Method: A system for grading bleb photographs using widely applicable parameters was designed, and reference color photographs printed. A prospective masked agreement study was undertaken comparing slit lamp examination with mono and stereo photographs; 36 eyes of 28 patients with previous glaucoma surgery were graded according to defined parameters on a 1 to 10 scale clinically at the slit lamp by four ophthalmologists and two optometrists. Standardized stereo and mono photographs of the blebs were taken on the same day. The photographs were graded at least one week later in a masked fashion by the same observers, with grading of mono and stereo photographs also separated by one week. Analysis was performed to determine the variability and agreement between slit lamp results and photographic results, and to identify the presence of systematic bias.

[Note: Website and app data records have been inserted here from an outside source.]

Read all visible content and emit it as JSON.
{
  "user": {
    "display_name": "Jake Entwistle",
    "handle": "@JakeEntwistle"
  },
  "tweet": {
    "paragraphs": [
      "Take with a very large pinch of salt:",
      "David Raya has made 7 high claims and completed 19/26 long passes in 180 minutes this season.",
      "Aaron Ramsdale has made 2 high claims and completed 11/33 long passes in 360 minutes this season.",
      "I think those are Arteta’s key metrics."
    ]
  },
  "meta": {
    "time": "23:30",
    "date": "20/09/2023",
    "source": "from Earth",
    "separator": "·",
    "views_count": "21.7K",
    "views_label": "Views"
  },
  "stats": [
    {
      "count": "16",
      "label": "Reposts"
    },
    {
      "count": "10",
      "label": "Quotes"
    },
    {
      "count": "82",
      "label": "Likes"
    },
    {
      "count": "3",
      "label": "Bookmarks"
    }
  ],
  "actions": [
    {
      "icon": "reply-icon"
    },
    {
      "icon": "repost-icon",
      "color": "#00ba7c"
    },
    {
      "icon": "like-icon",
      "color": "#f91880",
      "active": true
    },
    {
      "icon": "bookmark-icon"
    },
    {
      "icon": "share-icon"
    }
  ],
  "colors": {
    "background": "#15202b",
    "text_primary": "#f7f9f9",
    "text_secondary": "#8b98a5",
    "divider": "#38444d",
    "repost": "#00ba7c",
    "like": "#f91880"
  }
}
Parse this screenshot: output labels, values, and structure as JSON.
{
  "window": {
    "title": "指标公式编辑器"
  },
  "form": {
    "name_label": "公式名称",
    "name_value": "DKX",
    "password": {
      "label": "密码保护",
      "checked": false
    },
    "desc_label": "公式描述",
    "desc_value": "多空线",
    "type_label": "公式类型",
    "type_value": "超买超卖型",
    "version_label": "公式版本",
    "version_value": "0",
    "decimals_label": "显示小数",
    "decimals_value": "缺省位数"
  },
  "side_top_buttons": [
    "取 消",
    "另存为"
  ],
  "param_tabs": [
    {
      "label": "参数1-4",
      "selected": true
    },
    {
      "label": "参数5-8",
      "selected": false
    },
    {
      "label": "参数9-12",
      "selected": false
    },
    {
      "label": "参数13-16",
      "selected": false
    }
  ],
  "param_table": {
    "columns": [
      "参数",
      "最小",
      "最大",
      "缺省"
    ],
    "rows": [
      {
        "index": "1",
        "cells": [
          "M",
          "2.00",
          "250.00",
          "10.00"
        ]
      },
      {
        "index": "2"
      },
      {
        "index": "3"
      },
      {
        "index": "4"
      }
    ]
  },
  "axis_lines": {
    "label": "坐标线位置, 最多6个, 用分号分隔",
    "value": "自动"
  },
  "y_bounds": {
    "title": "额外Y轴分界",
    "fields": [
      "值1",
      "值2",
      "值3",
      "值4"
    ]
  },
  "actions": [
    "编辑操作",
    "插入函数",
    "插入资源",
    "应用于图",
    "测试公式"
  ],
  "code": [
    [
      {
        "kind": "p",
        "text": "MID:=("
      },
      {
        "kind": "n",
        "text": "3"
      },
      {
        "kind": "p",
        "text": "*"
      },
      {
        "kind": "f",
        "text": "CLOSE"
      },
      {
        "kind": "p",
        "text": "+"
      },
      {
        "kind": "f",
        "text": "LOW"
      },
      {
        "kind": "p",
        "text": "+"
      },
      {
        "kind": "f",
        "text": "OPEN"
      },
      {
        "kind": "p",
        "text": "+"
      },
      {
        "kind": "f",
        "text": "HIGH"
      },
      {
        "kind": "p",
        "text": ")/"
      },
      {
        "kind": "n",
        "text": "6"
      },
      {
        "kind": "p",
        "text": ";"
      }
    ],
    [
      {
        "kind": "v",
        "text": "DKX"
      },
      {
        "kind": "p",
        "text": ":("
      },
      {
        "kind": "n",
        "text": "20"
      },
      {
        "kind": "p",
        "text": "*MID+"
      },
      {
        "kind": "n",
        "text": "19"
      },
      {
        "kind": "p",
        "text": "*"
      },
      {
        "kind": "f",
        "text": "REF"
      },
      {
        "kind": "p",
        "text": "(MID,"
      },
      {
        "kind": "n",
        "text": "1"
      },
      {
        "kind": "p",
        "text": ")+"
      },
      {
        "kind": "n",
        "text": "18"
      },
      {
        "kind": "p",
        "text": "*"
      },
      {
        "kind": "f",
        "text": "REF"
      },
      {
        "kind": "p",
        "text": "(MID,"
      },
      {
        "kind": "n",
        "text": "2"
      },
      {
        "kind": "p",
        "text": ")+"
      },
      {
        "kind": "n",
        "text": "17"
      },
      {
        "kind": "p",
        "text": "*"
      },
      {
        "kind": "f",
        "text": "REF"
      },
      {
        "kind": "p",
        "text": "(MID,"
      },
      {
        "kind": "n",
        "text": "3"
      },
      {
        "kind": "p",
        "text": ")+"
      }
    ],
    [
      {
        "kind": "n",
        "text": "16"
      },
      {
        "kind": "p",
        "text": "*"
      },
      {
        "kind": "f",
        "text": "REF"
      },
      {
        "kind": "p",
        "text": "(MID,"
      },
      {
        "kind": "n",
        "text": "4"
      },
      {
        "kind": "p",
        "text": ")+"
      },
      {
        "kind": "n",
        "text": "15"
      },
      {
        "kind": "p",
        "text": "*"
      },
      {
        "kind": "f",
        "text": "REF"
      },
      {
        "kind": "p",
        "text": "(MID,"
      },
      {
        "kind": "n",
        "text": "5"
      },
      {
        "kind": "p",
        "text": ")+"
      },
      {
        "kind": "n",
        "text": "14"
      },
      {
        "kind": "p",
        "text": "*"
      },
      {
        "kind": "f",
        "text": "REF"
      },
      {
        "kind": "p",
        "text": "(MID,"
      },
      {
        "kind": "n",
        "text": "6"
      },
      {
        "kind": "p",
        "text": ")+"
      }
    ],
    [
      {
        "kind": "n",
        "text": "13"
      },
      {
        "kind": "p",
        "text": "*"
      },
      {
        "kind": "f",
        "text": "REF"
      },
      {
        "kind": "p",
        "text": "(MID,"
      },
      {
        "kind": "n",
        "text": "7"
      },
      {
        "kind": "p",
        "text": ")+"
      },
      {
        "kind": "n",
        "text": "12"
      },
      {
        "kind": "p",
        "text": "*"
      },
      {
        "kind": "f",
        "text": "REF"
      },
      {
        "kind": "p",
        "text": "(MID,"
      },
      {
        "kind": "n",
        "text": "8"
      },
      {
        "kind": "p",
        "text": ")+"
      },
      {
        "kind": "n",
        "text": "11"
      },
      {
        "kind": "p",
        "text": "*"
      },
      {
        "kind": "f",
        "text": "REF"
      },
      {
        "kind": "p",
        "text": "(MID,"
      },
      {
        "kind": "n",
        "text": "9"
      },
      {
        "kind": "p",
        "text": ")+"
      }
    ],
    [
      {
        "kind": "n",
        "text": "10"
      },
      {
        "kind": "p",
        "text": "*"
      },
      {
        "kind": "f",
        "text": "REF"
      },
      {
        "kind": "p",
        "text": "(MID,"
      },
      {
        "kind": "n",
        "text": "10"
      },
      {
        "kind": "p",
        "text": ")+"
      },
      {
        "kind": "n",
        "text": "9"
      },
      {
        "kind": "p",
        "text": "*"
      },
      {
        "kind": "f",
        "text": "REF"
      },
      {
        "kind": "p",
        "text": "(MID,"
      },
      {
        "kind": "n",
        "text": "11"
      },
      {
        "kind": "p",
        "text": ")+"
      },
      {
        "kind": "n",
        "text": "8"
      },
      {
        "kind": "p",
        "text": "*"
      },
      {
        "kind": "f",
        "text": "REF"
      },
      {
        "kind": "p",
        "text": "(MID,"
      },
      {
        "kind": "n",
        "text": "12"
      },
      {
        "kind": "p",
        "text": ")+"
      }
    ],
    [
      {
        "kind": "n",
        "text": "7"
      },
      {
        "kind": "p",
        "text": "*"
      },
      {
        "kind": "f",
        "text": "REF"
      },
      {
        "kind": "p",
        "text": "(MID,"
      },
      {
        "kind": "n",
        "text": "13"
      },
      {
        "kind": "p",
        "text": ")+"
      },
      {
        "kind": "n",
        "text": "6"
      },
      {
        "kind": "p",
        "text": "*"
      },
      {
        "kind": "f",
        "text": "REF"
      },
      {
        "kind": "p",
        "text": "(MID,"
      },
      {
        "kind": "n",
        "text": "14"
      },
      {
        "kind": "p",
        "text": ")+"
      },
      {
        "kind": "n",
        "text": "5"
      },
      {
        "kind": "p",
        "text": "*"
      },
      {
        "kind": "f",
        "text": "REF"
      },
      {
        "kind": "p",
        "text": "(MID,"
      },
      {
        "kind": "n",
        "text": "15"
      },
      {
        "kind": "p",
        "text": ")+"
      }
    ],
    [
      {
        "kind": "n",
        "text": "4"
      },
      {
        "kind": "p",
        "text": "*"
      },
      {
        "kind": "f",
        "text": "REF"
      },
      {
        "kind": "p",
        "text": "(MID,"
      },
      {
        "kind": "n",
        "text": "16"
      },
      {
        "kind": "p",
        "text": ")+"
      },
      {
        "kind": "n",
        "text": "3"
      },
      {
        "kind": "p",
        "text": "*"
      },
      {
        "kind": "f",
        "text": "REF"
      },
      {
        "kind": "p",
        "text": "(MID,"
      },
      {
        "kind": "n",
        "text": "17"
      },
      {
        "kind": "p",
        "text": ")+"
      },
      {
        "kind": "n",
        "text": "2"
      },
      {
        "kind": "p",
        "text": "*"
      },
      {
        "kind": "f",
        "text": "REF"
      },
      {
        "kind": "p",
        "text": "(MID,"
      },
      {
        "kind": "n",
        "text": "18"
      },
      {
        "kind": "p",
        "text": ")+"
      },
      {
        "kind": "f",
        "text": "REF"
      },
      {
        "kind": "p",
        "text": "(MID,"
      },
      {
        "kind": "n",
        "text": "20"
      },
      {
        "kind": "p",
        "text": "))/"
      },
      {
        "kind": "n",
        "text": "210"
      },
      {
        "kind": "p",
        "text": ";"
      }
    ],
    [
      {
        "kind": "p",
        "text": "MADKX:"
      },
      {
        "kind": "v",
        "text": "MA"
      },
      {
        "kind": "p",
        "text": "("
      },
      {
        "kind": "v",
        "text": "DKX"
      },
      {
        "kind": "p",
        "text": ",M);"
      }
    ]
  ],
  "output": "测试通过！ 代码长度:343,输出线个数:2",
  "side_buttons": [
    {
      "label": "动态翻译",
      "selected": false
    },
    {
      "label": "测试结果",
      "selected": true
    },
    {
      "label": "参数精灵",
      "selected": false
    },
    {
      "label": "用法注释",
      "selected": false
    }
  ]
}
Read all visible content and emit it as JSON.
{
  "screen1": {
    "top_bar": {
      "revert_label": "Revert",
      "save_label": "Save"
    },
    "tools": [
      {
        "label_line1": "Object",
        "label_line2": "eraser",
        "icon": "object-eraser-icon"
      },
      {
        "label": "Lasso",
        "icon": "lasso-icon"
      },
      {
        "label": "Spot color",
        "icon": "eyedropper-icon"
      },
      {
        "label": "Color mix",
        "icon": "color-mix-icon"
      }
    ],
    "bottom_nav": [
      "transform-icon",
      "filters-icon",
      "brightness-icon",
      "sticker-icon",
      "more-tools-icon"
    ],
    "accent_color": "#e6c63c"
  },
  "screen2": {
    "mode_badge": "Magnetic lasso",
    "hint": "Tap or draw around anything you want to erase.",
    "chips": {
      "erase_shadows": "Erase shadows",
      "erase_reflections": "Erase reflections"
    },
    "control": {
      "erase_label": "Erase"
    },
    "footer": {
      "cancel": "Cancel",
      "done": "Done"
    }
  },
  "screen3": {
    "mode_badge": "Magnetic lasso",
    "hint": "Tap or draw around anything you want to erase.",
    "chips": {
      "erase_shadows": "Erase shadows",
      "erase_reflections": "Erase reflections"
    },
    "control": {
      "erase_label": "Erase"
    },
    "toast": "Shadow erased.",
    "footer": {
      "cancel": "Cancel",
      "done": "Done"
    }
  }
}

Results: High levels of agreement were found between slit lamp and both stereo and mono photographs for vascularity indices, bleb wall thickness, and bleb elevation. Lower levels of agreement were found for the relative components of demarcated versus diffuse areas of the bleb, and for the total width of the bleb. The interquartile range for the median difference between slit lamp and photograph grading was −1.0 to 1.0 for all criteria except diffuse component (−2.0 to 2.0), and the median difference for all scores was 0.0. The median interobserver difference for all criteria was 0.0; the quartile range for all scores was between −0.5 and 1.0 except for diffuse component and width assessments whose quartiles fell in the −1.75 to 1.0 range. Examiners agreed with photographic grading within ± 1 in more than 80% of gradings for vascularity and bleb height, within ± 1 in more than 75% of gradings for bleb wall thickness, within ± 2 in 61% of bleb width assessments, and ± 2 in 59% of diffuse component.

Conclusion: This bleb grading system is reproducible clinically and photographically. High levels of agreement between scores for photographs versus slit lamp examination were found for most categories, with good interobserver agreement for both photograph and slit lamp grading. Further refinement of scoring and reference photographs is required for optimization, especially for grading of bleb morphology.

From the *Wound Healing Research Unit, Institute of Ophthalmology and Moorfields Eye Hospital, London; †Ophthalmology Unit, Wellington School of Medicine, Newtown, New Zealand; ‡University of California, San Diego, La Jolla, California; §22 Harley Street, London; ¶Biostatistics, Research and Development Department, Moorfields Eye Hospital, London; and ‖Institute of Ophthalmology and Moorfields Eye Hospital, London.

Received for publication September 2003; accepted February 2004.

This work was supported by grants from the International Glaucoma Association, Moorfields Trustees, Capital Vision Research, The Healing Fund, Wellcome Grant 056045, and MRC Grant G9330070.

Reprints: A. P. Wells, Wound Healing Research Unit, Institute of Ophthalmology and Moorfields Eye Hospital, 11-43 Bath Street, London, EC1V 9EL (e-mail: twells@eyetext.net).

© 2004 Lippincott Williams & Wilkins, Inc.